- **Description of the task**:
The full set of lines below has to be written out again exactly.
::::::
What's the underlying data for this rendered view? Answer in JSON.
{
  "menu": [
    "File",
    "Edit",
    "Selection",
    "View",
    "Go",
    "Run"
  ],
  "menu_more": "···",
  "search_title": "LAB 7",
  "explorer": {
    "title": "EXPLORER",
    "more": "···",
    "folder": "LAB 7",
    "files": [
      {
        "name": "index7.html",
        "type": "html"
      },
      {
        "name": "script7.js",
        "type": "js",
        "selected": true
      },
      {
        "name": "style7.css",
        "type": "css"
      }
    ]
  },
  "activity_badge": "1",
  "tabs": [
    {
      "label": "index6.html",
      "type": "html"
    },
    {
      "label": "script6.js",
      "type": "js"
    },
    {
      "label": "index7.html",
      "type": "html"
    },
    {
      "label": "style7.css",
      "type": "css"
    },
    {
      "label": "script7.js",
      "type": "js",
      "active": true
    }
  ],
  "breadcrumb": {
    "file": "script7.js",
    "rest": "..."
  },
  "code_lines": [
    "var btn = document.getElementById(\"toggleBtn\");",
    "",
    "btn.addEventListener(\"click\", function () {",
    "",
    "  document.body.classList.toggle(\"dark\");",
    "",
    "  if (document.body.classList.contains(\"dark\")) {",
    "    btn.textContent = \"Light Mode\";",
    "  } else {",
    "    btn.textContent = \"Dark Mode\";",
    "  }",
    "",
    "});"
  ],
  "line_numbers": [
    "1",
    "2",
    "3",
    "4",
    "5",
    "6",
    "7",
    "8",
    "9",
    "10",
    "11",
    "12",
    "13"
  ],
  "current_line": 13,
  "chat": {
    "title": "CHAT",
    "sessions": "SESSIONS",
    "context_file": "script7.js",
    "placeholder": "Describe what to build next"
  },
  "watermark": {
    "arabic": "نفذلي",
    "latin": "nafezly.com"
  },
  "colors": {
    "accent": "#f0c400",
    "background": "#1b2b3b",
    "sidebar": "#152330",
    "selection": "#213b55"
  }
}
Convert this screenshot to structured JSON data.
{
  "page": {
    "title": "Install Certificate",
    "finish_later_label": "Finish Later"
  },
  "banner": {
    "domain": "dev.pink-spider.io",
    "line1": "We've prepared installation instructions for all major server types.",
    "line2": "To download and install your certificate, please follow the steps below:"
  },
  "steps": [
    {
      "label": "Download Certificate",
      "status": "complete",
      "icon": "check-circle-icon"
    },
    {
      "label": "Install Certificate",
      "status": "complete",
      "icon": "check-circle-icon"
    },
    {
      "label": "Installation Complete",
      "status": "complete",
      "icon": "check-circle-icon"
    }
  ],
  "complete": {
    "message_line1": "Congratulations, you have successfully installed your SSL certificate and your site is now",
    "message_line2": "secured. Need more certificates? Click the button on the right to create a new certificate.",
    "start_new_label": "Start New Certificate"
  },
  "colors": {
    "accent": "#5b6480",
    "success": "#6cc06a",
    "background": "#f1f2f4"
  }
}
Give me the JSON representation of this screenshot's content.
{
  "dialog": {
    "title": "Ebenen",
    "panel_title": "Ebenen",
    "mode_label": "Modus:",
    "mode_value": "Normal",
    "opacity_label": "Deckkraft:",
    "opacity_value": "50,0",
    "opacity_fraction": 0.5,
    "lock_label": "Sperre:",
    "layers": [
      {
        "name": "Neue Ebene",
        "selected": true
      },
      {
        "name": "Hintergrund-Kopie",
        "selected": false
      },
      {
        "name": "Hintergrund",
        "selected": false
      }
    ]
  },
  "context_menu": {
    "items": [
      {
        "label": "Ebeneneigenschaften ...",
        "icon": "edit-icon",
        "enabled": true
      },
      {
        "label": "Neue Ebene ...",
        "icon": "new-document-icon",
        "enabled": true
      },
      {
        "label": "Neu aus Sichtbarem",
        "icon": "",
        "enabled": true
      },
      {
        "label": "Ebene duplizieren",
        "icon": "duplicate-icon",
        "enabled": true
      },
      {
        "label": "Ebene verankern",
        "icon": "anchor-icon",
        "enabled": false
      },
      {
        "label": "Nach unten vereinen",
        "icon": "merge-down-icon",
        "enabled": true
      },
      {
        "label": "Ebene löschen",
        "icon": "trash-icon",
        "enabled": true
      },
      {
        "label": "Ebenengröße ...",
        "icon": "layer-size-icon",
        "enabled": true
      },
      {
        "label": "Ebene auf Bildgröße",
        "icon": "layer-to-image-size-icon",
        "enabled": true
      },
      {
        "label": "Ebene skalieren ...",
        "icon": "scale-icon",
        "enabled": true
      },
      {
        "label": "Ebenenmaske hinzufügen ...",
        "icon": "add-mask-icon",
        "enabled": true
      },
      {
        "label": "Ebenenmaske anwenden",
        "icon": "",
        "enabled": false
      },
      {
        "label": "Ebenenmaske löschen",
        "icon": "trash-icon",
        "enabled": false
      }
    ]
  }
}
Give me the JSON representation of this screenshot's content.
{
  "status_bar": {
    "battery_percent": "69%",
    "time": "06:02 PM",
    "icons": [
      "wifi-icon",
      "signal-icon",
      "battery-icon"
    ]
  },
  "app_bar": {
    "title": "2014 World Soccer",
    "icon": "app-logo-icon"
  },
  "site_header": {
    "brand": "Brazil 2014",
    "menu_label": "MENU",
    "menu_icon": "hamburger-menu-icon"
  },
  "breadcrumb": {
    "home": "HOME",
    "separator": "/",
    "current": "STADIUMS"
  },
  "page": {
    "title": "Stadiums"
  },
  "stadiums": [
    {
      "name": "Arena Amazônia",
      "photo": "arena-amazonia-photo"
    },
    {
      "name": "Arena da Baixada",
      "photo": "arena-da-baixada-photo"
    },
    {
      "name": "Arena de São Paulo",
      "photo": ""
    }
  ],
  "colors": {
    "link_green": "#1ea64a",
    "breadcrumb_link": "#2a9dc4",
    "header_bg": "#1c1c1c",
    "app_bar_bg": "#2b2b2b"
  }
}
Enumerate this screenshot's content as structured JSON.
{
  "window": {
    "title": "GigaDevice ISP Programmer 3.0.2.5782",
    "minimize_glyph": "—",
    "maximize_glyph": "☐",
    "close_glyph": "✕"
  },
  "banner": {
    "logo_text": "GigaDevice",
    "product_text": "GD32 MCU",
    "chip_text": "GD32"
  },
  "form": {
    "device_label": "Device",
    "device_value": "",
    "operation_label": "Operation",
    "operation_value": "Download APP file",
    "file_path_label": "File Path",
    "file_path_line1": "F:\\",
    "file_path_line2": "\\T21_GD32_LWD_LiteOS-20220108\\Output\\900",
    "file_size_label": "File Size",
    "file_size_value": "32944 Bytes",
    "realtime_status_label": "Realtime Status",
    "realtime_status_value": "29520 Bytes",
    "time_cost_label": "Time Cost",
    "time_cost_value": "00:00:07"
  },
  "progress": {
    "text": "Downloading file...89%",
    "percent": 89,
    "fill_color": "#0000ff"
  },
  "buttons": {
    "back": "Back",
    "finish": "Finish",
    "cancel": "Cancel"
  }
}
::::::
- **Task result**:
What's the underlying data for this rendered view? Answer in JSON.
{
  "menu": [
    "File",
    "Edit",
    "Selection",
    "View",
    "Go",
    "Run"
  ],
  "menu_more": "···",
  "search_title": "LAB 7",
  "explorer": {
    "title": "EXPLORER",
    "more": "···",
    "folder": "LAB 7",
    "files": [
      {
        "name": "index7.html",
        "type": "html"
      },
      {
        "name": "script7.js",
        "type": "js",
        "selected": true
      },
      {
        "name": "style7.css",
        "type": "css"
      }
    ]
  },
  "activity_badge": "1",
  "tabs": [
    {
      "label": "index6.html",
      "type": "html"
    },
    {
      "label": "script6.js",
      "type": "js"
    },
    {
      "label": "index7.html",
      "type": "html"
    },
    {
      "label": "style7.css",
      "type": "css"
    },
    {
      "label": "script7.js",
      "type": "js",
      "active": true
    }
  ],
  "breadcrumb": {
    "file": "script7.js",
    "rest": "..."
  },
  "code_lines": [
    "var btn = document.getElementById(\"toggleBtn\");",
    "",
    "btn.addEventListener(\"click\", function () {",
    "",
    "  document.body.classList.toggle(\"dark\");",
    "",
    "  if (document.body.classList.contains(\"dark\")) {",
    "    btn.textContent = \"Light Mode\";",
    "  } else {",
    "    btn.textContent = \"Dark Mode\";",
    "  }",
    "",
    "});"
  ],
  "line_numbers": [
    "1",
    "2",
    "3",
    "4",
    "5",
    "6",
    "7",
    "8",
    "9",
    "10",
    "11",
    "12",
    "13"
  ],
  "current_line": 13,
  "chat": {
    "title": "CHAT",
    "sessions": "SESSIONS",
    "context_file": "script7.js",
    "placeholder": "Describe what to build next"
  },
  "watermark": {
    "arabic": "نفذلي",
    "latin": "nafezly.com"
  },
  "colors": {
    "accent": "#f0c400",
    "background": "#1b2b3b",
    "sidebar": "#152330",
    "selection": "#213b55"
  }
}
Convert this screenshot to structured JSON data.
{
  "page": {
    "title": "Install Certificate",
    "finish_later_label": "Finish Later"
  },
  "banner": {
    "domain": "dev.pink-spider.io",
    "line1": "We've prepared installation instructions for all major server types.",
    "line2": "To download and install your certificate, please follow the steps below:"
  },
  "steps": [
    {
      "label": "Download Certificate",
      "status": "complete",
      "icon": "check-circle-icon"
    },
    {
      "label": "Install Certificate",
      "status": "complete",
      "icon": "check-circle-icon"
    },
    {
      "label": "Installation Complete",
      "status": "complete",
      "icon": "check-circle-icon"
    }
  ],
  "complete": {
    "message_line1": "Congratulations, you have successfully installed your SSL certificate and your site is now",
    "message_line2": "secured. Need more certificates? Click the button on the right to create a new certificate.",
    "start_new_label": "Start New Certificate"
  },
  "colors": {
    "accent": "#5b6480",
    "success": "#6cc06a",
    "background": "#f1f2f4"
  }
}
Give me the JSON representation of this screenshot's content.
{
  "dialog": {
    "title": "Ebenen",
    "panel_title": "Ebenen",
    "mode_label": "Modus:",
    "mode_value": "Normal",
    "opacity_label": "Deckkraft:",
    "opacity_value": "50,0",
    "opacity_fraction": 0.5,
    "lock_label": "Sperre:",
    "layers": [
      {
        "name": "Neue Ebene",
        "selected": true
      },
      {
        "name": "Hintergrund-Kopie",
        "selected": false
      },
      {
        "name": "Hintergrund",
        "selected": false
      }
    ]
  },
  "context_menu": {
    "items": [
      {
        "label": "Ebeneneigenschaften ...",
        "icon": "edit-icon",
        "enabled": true
      },
      {
        "label": "Neue Ebene ...",
        "icon": "new-document-icon",
        "enabled": true
      },
      {
        "label": "Neu aus Sichtbarem",
        "icon": "",
        "enabled": true
      },
      {
        "label": "Ebene duplizieren",
        "icon": "duplicate-icon",
        "enabled": true
      },
      {
        "label": "Ebene verankern",
        "icon": "anchor-icon",
        "enabled": false
      },
      {
        "label": "Nach unten vereinen",
        "icon": "merge-down-icon",
        "enabled": true
      },
      {
        "label": "Ebene löschen",
        "icon": "trash-icon",
        "enabled": true
      },
      {
        "label": "Ebenengröße ...",
        "icon": "layer-size-icon",
        "enabled": true
      },
      {
        "label": "Ebene auf Bildgröße",
        "icon": "layer-to-image-size-icon",
        "enabled": true
      },
      {
        "label": "Ebene skalieren ...",
        "icon": "scale-icon",
        "enabled": true
      },
      {
        "label": "Ebenenmaske hinzufügen ...",
        "icon": "add-mask-icon",
        "enabled": true
      },
      {
        "label": "Ebenenmaske anwenden",
        "icon": "",
        "enabled": false
      },
      {
        "label": "Ebenenmaske löschen",
        "icon": "trash-icon",
        "enabled": false
      }
    ]
  }
}
Give me the JSON representation of this screenshot's content.
{
  "status_bar": {
    "battery_percent": "69%",
    "time": "06:02 PM",
    "icons": [
      "wifi-icon",
      "signal-icon",
      "battery-icon"
    ]
  },
  "app_bar": {
    "title": "2014 World Soccer",
    "icon": "app-logo-icon"
  },
  "site_header": {
    "brand": "Brazil 2014",
    "menu_label": "MENU",
    "menu_icon": "hamburger-menu-icon"
  },
  "breadcrumb": {
    "home": "HOME",
    "separator": "/",
    "current": "STADIUMS"
  },
  "page": {
    "title": "Stadiums"
  },
  "stadiums": [
    {
      "name": "Arena Amazônia",
      "photo": "arena-amazonia-photo"
    },
    {
      "name": "Arena da Baixada",
      "photo": "arena-da-baixada-photo"
    },
    {
      "name": "Arena de São Paulo",
      "photo": ""
    }
  ],
  "colors": {
    "link_green": "#1ea64a",
    "breadcrumb_link": "#2a9dc4",
    "header_bg": "#1c1c1c",
    "app_bar_bg": "#2b2b2b"
  }
}
Enumerate this screenshot's content as structured JSON.
{
  "window": {
    "title": "GigaDevice ISP Programmer 3.0.2.5782",
    "minimize_glyph": "—",
    "maximize_glyph": "☐",
    "close_glyph": "✕"
  },
  "banner": {
    "logo_text": "GigaDevice",
    "product_text": "GD32 MCU",
    "chip_text": "GD32"
  },
  "form": {
    "device_label": "Device",
    "device_value": "",
    "operation_label": "Operation",
    "operation_value": "Download APP file",
    "file_path_label": "File Path",
    "file_path_line1": "F:\\",
    "file_path_line2": "\\T21_GD32_LWD_LiteOS-20220108\\Output\\900",
    "file_size_label": "File Size",
    "file_size_value": "32944 Bytes",
    "realtime_status_label": "Realtime Status",
    "realtime_status_value": "29520 Bytes",
    "time_cost_label": "Time Cost",
    "time_cost_value": "00:00:07"
  },
  "progress": {
    "text": "Downloading file...89%",
    "percent": 89,
    "fill_color": "#0000ff"
  },
  "buttons": {
    "back": "Back",
    "finish": "Finish",
    "cancel": "Cancel"
  }
}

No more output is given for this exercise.